“We’re paying for all that,” Steineger said. “We’re paying double, sometimes even triple, sometimes paying three people to do a one- man job.”
Steineger said taxpayers and ratepayers could save millions each year if the BPU were more closely merged with the Unified Government.
“And give those savings back to the taxpayers in the form of property tax relief,” Steineger said.
Residency requirement: Stieneger supports lifting a residency requirement for Unified Government employees if his idea of combining the BPU with the Unified Government comes to pass.
“I’m sure it will help with recruiting more police officers and other qualified employees,” Steineger said, adding later, ”I’d rather make Wyandotte County attractive enough that our local employees want to live here, by their own choosing, rather than mandate.”
Occupation: Runs The Reola Grant Center for Family Life Development, a nonprofit food pantry.
Why she’s running: Witt, an activist in Kansas City, Kansas, has been a frequent critic of the practices of the political and bureaucratic leaders in the Unified Government. She ran for mayor in 2017 but did not make it past the primary.
Witt has frequently characterized City Hall leadership as corrupt, not transparent and treating residents unfairly.
“My promise is to bridge the gap, to bring the truth, fairness and accountability, the transparency and service from a caring leadership for Wyandotte County,” Witt said.
Economic development: Witt, like other candidates, said that the Unified Government devotes too much attention to awarding tax breaks to outside companies instead of supporting existing businesses.
“Everybody’s getting abatements,” Witt said. “Everybody is getting special deals except for the people that live in my county.”
Taxes: Like other candidates and residents in the community, Witt says taxes are too high. She adds that the Unified Government has the tendency to redirect its own future tax revenues to development projects, largely around The Legends on the western edge of Wyandotte County.
”Those are tax dollars that...had a place to be,” Witt said. “They should have been fixing roads, they should have been reducing our property taxes. They should have been taking care of our seniors and giving us youth initiatives. But they weren’t. Those tax dollars were taken wrapped up in a pretty bow and put out at The Legends.”
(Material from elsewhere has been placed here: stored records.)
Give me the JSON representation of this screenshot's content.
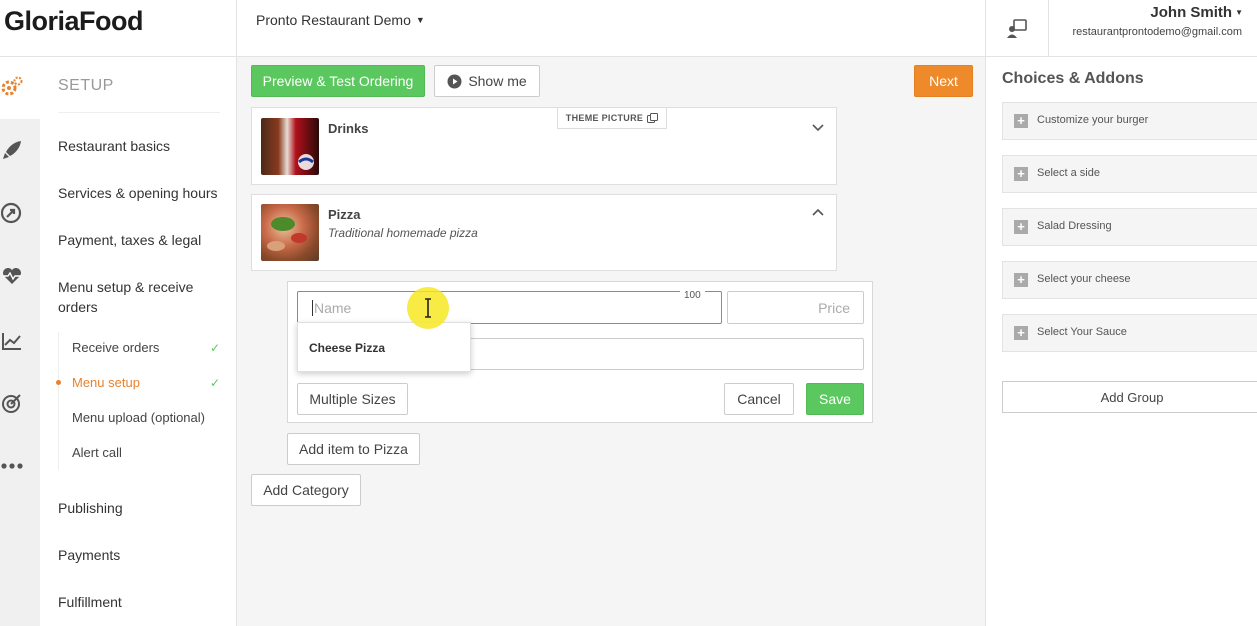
{
  "brand": {
    "logo": "GloriaFood"
  },
  "header": {
    "restaurant": "Pronto Restaurant Demo",
    "user_name": "John Smith",
    "user_email": "restaurantprontodemo@gmail.com"
  },
  "sidebar": {
    "title": "SETUP",
    "items": [
      {
        "label": "Restaurant basics"
      },
      {
        "label": "Services & opening hours"
      },
      {
        "label": "Payment, taxes & legal"
      },
      {
        "label": "Menu setup & receive orders"
      }
    ],
    "subitems": [
      {
        "label": "Receive orders",
        "done": true
      },
      {
        "label": "Menu setup",
        "done": true,
        "active": true
      },
      {
        "label": "Menu upload (optional)"
      },
      {
        "label": "Alert call"
      }
    ],
    "bottom_items": [
      {
        "label": "Publishing"
      },
      {
        "label": "Payments"
      },
      {
        "label": "Fulfillment"
      }
    ]
  },
  "toolbar": {
    "preview": "Preview & Test Ordering",
    "show_me": "Show me",
    "next": "Next"
  },
  "theme_picture": "THEME PICTURE",
  "categories": [
    {
      "name": "Drinks",
      "description": ""
    },
    {
      "name": "Pizza",
      "description": "Traditional homemade pizza"
    }
  ],
  "item_form": {
    "name_placeholder": "Name",
    "name_counter": "100",
    "price_placeholder": "Price",
    "suggestion": "Cheese Pizza",
    "multiple_sizes": "Multiple Sizes",
    "cancel": "Cancel",
    "save": "Save"
  },
  "add_item": "Add item to Pizza",
  "add_category": "Add Category",
  "choices": {
    "title": "Choices & Addons",
    "groups": [
      "Customize your burger",
      "Select a side",
      "Salad Dressing",
      "Select your cheese",
      "Select Your Sauce"
    ],
    "add_group": "Add Group"
  },
  "colors": {
    "accent": "#e9822d",
    "green": "#5bc85f",
    "orange": "#ef8a2b"
  }
}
BPU: Witt said BPU bills are onerous for residents in Wyandotte County and that it’s difficult for the public to understand how the utility spends its money.
“We have no transparency over that organization,” Witt said.
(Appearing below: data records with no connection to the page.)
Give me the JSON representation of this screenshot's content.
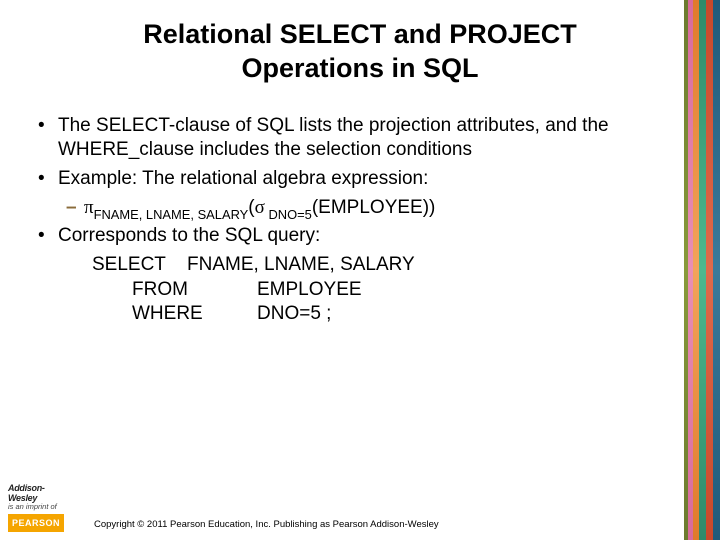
{
  "title": "Relational SELECT and PROJECT Operations in SQL",
  "bullets": {
    "b1": "The SELECT-clause of SQL lists the projection attributes, and the WHERE_clause includes the selection conditions",
    "b2": "Example: The relational algebra expression:",
    "b3": "Corresponds to the SQL query:"
  },
  "algebra": {
    "pi": "π",
    "piSub": "FNAME, LNAME, SALARY",
    "sigma": "σ",
    "sigmaSub": " DNO=5",
    "relation": "(EMPLOYEE))"
  },
  "sql": {
    "l1a": "SELECT",
    "l1b": "FNAME, LNAME, SALARY",
    "l2a": "FROM",
    "l2b": "EMPLOYEE",
    "l3a": "WHERE",
    "l3b": "DNO=5 ;"
  },
  "logo": {
    "brand": "Addison-Wesley",
    "imprint": "is an imprint of",
    "pearson": "PEARSON"
  },
  "copyright": "Copyright © 2011 Pearson Education, Inc. Publishing as Pearson Addison-Wesley"
}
Residency requirement: Witt does not support lifting the residency requirement for any Unified Government employees.
“If you want to work in Wyandotte County, you need to live in Wyandotte County,” Witt said. “And we need to make it fair for you to live here.”
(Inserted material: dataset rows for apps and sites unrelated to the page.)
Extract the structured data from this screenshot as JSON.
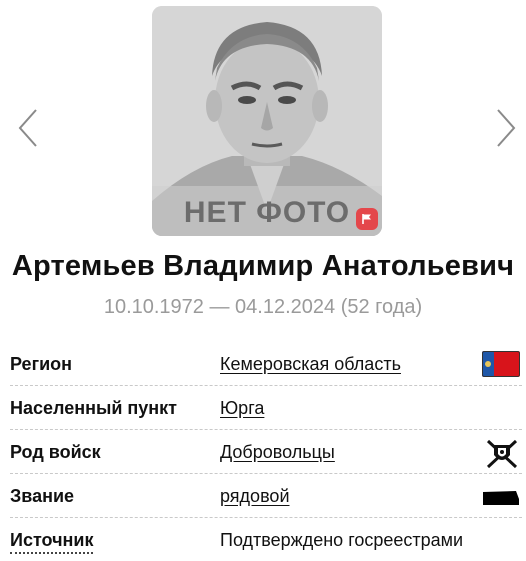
{
  "photo": {
    "caption": "НЕТ ФОТО"
  },
  "person": {
    "name": "Артемьев Владимир Анатольевич",
    "dates": "10.10.1972 — 04.12.2024 (52 года)"
  },
  "details": [
    {
      "label": "Регион",
      "value": "Кемеровская область",
      "icon": "region-flag-icon"
    },
    {
      "label": "Населенный пункт",
      "value": "Юрга",
      "icon": null
    },
    {
      "label": "Род войск",
      "value": "Добровольцы",
      "icon": "volunteers-emblem-icon"
    },
    {
      "label": "Звание",
      "value": "рядовой",
      "icon": "rank-insignia-icon"
    },
    {
      "label": "Источник",
      "value": "Подтверждено госреестрами",
      "icon": null
    }
  ],
  "colors": {
    "flag_blue": "#1f57a8",
    "flag_red": "#d8141b",
    "badge_red": "#e4474b",
    "dates_gray": "#9a9a9a"
  }
}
Base of support: Duffy has raised $6,390. Donors include Tony Gillette, a Republican activist in Shawnee. Duffy has contributed $3,500 to his own campaign.
Occupation: Truck driver for a business in the Fairfax Industrial District.
Why he’s running: Duffy is a newcomer to politics. He describes himself as a Christian and biblical conservative. He moved to Wyandotte County from Merriam in recent years.
He said people he’s talked to in the county have issues with the tax burden and feel like they’re ignored by City Hall.
“What I saw in our leadership really didn’t hold to any type of conservative values,” Duffy said. “And I’m like, why can’t we put some of that into the mix and see what happens?”
BPU: Duffy wants an outside audit of the BPU.
“I want to find out how much money has come in, how much money has gone out, where it has gone,” Duffy said.
Residency requirement: Duffy thinks residency requirements should remain in place for UG personnel in leadership positions.
“How can you represent people in this city and in this county specifically if you don’t live here and you’re not dealing with what we’re dealing with,” Duffy said.
He’s more flexible on whether law enforcement officials have to live in Wyandotte County.
“I think that’s something that we can look at,” Duffy said.